##### Material for this task #####

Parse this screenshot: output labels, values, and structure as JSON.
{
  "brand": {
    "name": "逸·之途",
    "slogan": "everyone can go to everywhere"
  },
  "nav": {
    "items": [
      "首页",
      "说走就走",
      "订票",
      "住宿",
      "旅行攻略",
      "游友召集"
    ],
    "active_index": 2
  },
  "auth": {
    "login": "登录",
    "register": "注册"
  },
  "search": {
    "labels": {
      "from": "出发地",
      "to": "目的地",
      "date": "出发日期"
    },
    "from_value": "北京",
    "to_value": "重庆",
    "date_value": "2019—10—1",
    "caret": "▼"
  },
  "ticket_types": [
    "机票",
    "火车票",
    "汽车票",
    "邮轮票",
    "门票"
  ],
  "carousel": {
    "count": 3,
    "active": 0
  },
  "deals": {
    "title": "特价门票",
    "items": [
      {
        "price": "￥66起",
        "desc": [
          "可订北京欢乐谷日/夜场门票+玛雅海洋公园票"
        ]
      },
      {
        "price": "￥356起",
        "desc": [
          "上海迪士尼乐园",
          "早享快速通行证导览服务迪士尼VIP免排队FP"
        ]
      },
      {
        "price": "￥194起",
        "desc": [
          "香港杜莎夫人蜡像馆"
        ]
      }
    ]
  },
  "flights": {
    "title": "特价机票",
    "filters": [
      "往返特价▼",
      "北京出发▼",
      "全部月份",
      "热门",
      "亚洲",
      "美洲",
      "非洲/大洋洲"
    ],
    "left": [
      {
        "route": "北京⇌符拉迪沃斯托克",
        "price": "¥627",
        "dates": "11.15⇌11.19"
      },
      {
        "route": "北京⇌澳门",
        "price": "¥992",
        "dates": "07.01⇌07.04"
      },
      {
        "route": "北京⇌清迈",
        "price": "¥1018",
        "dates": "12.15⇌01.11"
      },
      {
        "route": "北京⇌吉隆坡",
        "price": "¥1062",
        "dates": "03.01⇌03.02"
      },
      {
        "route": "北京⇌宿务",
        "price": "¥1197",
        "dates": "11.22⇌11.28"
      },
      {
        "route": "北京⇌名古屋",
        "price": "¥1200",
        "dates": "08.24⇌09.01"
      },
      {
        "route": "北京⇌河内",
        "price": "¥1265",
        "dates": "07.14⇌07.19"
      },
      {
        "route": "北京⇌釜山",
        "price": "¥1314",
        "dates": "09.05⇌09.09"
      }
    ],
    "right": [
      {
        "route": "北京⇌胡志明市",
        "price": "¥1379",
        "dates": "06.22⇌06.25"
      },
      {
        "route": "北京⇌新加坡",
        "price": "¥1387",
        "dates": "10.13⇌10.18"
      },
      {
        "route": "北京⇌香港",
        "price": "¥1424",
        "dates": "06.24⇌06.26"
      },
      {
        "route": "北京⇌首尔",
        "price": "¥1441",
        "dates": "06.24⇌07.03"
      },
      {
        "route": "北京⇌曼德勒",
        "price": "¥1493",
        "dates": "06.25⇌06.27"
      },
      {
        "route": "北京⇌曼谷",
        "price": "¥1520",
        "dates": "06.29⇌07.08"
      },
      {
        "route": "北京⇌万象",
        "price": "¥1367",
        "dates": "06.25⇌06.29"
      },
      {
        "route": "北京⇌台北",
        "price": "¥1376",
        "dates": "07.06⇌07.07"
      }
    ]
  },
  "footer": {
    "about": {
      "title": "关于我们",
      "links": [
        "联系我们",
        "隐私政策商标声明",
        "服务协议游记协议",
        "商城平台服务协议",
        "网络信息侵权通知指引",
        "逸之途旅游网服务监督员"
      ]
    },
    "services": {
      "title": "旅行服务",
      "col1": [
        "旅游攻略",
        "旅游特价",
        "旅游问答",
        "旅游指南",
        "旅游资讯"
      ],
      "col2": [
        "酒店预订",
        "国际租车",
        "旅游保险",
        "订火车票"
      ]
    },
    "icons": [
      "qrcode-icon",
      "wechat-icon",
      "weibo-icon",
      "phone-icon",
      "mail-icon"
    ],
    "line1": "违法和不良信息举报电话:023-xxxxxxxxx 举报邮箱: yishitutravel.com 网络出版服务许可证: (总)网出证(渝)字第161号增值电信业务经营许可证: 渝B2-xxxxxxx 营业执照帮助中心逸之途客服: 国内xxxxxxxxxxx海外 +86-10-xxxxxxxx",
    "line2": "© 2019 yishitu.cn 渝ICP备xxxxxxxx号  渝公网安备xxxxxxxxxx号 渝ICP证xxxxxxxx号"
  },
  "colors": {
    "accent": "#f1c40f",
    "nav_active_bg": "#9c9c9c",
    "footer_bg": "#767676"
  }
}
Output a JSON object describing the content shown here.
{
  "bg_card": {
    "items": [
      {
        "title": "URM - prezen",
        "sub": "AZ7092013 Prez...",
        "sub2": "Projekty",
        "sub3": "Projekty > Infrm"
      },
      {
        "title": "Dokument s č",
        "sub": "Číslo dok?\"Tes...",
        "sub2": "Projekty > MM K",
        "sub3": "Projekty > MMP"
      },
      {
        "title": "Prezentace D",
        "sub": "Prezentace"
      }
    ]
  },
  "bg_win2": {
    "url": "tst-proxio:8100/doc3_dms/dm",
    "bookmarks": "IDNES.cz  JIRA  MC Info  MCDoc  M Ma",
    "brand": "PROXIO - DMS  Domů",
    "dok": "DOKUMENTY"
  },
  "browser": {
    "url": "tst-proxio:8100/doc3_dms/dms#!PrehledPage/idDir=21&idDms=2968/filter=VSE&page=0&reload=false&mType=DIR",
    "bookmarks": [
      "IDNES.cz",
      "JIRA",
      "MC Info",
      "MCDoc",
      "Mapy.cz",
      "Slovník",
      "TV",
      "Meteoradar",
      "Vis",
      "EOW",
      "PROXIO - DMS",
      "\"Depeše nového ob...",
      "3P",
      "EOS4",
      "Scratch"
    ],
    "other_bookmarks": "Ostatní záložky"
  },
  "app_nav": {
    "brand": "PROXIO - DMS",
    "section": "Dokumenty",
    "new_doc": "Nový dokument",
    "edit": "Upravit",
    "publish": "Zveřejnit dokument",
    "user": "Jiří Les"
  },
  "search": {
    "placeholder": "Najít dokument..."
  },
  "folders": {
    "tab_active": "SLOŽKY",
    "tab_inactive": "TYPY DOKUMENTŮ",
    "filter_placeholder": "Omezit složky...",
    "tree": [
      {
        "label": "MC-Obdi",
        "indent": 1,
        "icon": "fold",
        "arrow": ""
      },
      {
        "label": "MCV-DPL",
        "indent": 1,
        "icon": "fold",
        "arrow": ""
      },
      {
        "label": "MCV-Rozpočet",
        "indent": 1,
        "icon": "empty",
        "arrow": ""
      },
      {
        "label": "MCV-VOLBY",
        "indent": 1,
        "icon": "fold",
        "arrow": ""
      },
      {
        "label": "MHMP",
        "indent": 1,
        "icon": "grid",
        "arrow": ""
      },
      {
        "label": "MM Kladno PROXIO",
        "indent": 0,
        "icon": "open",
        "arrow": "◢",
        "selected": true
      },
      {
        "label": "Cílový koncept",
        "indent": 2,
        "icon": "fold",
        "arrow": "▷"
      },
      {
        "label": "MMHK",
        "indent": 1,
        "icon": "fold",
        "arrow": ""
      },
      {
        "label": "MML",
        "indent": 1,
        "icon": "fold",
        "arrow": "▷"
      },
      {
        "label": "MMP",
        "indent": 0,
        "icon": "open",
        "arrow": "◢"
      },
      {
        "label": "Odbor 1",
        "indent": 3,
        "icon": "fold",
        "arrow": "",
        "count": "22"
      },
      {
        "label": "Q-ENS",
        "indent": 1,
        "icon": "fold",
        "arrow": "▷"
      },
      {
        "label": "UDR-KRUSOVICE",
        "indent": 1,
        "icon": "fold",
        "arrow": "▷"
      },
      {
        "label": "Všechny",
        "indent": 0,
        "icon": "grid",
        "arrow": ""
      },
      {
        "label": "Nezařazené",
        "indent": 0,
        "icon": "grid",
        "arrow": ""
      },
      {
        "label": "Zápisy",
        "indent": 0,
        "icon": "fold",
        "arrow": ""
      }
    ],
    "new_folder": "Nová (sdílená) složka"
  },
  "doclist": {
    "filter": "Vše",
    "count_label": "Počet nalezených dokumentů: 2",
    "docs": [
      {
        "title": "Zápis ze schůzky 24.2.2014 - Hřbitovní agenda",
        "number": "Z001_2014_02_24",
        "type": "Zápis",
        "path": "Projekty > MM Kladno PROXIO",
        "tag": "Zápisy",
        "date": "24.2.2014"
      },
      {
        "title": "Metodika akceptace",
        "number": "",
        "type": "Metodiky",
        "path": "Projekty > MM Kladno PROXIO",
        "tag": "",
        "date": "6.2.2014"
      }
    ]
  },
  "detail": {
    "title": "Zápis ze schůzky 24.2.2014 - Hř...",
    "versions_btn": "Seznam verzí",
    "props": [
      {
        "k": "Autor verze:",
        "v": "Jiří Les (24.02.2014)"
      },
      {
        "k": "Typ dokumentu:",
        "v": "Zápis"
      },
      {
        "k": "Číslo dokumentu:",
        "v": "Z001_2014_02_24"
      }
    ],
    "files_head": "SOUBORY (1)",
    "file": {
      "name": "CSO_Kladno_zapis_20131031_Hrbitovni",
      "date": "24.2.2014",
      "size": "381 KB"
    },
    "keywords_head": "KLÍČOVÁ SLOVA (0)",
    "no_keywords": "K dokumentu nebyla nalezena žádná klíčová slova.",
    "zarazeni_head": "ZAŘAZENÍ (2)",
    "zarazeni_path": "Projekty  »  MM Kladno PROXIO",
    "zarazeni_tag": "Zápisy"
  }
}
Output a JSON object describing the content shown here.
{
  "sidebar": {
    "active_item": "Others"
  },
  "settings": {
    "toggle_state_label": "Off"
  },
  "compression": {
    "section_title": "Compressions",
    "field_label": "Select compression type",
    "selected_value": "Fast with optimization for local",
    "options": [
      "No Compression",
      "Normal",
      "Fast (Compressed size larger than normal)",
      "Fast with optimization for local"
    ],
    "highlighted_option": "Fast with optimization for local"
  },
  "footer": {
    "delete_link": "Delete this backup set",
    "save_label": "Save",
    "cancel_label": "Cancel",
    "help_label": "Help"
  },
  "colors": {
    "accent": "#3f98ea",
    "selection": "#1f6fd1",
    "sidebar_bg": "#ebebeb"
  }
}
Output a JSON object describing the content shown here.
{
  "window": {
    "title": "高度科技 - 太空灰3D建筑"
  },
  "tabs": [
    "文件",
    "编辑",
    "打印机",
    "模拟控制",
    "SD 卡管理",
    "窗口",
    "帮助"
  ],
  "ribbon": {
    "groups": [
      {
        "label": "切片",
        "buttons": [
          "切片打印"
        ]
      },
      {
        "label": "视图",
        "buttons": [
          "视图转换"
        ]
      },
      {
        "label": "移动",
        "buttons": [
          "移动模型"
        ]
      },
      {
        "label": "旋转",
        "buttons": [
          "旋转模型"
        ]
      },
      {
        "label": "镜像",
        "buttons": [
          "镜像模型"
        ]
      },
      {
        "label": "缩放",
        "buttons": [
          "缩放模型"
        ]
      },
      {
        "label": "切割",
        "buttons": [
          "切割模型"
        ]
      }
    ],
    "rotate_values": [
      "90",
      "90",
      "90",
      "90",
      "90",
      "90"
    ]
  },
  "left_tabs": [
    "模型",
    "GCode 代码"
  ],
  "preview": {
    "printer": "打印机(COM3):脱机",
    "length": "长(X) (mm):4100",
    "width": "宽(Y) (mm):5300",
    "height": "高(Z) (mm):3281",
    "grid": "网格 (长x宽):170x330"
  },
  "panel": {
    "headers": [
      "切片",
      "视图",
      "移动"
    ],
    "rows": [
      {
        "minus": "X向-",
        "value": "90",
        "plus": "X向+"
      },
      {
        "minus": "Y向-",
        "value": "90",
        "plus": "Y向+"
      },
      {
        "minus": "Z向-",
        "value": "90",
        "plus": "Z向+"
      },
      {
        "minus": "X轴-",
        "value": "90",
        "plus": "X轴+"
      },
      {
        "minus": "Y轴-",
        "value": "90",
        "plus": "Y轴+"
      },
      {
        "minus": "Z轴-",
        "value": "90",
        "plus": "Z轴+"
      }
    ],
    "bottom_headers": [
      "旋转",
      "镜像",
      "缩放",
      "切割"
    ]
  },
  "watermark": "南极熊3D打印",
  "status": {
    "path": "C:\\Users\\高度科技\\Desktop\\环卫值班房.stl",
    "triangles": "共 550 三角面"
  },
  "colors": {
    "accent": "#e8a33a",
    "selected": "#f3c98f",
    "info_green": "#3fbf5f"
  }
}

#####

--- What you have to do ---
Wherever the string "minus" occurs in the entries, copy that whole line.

--- Exercise response ---
        "minus": "X向-",
        "minus": "Y向-",
        "minus": "Z向-",
        "minus": "X轴-",
        "minus": "Y轴-",
        "minus": "Z轴-",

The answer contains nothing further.